[Data about app and page elements]
----

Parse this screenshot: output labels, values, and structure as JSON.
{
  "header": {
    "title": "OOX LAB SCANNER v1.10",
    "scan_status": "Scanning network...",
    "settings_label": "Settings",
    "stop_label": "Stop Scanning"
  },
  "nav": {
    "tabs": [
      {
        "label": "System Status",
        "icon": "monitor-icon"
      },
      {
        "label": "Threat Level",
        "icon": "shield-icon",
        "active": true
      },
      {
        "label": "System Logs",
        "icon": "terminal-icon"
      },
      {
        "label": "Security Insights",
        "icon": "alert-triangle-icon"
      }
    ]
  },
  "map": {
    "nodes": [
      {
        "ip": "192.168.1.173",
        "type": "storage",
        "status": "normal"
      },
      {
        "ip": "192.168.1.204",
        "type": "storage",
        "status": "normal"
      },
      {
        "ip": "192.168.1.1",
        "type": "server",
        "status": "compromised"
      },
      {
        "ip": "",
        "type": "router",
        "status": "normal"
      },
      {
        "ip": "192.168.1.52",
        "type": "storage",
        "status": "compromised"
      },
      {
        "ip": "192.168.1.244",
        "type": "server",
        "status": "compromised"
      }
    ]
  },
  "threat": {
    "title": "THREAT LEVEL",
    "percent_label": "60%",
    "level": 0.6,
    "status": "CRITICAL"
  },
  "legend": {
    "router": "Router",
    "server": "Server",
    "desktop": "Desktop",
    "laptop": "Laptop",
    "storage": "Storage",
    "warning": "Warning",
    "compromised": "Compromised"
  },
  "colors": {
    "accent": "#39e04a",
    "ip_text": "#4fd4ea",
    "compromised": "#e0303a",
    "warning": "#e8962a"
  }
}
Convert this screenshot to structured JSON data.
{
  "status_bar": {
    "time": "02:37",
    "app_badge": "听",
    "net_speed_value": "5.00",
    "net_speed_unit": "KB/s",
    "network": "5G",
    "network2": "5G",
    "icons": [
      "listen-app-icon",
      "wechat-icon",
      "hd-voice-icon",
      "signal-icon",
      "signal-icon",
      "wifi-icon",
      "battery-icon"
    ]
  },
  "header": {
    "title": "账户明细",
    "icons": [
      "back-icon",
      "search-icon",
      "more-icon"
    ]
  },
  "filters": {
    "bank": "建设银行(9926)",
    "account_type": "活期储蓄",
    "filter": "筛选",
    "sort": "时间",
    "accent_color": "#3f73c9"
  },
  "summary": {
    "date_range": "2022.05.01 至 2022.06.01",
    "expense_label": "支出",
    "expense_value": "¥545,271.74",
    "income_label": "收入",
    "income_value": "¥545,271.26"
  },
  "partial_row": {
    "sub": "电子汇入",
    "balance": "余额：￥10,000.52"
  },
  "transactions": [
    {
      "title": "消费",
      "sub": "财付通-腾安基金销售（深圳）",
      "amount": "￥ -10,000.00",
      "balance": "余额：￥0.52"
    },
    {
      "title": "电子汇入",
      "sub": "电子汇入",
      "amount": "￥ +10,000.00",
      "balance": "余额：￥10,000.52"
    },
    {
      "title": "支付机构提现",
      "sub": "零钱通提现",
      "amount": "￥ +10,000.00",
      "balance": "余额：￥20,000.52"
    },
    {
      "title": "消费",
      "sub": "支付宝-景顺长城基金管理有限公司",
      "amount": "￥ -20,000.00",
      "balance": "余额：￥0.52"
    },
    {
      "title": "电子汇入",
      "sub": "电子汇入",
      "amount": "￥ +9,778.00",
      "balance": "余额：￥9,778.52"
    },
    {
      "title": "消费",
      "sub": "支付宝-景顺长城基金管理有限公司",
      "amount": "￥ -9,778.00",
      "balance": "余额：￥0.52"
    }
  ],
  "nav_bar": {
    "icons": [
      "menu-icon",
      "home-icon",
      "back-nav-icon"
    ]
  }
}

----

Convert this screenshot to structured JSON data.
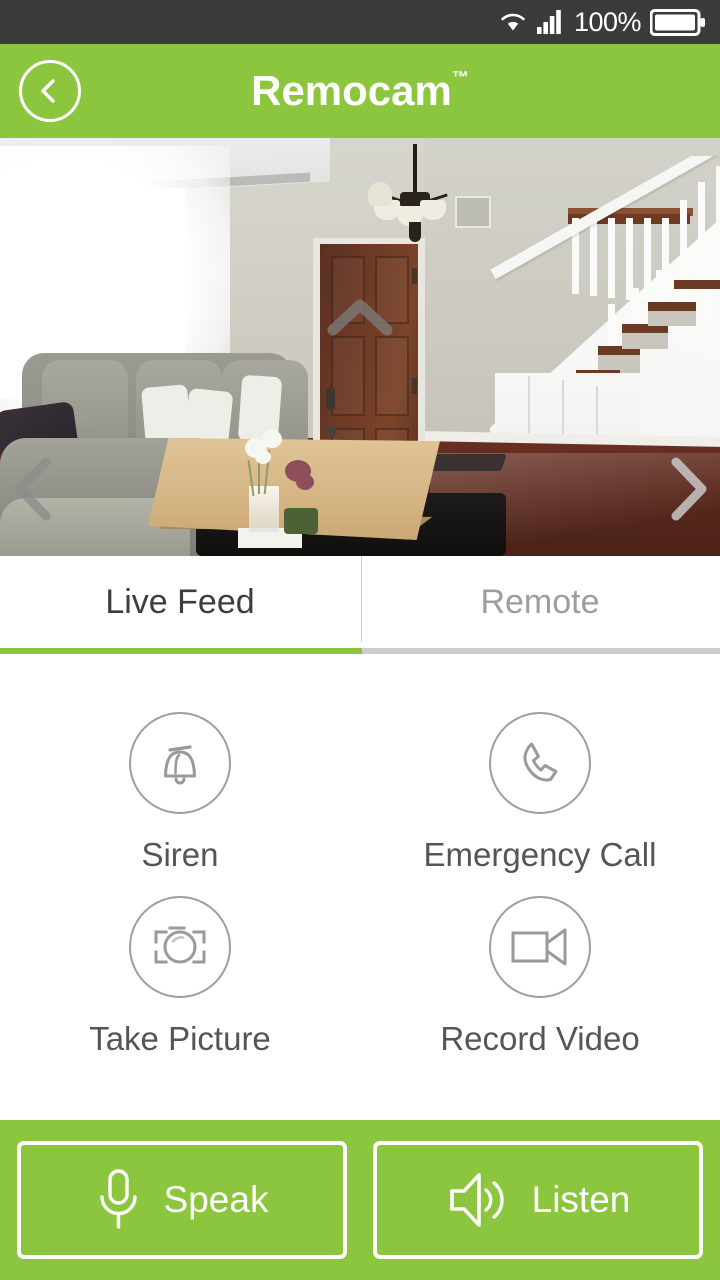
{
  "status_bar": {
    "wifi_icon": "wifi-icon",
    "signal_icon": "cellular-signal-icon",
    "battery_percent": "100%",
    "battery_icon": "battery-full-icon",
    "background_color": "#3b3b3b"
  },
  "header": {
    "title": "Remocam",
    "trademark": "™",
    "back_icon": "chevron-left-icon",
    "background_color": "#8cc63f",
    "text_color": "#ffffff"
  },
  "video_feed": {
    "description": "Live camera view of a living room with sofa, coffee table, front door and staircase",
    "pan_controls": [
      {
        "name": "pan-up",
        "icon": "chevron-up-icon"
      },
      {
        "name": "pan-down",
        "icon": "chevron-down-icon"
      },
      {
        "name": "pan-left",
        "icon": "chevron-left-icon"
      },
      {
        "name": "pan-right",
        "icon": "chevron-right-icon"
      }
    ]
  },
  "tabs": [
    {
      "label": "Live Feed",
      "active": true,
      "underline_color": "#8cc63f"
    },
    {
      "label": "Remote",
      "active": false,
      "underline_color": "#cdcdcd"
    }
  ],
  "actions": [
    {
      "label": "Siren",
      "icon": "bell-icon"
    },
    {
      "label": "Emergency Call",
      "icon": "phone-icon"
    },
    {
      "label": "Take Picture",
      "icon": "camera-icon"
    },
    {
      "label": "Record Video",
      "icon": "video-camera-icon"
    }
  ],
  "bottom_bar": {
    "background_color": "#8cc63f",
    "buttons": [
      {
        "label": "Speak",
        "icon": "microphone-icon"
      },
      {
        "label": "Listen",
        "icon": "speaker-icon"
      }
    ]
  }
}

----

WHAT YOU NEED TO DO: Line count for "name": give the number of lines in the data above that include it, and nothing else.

WRITTEN REPLY: 4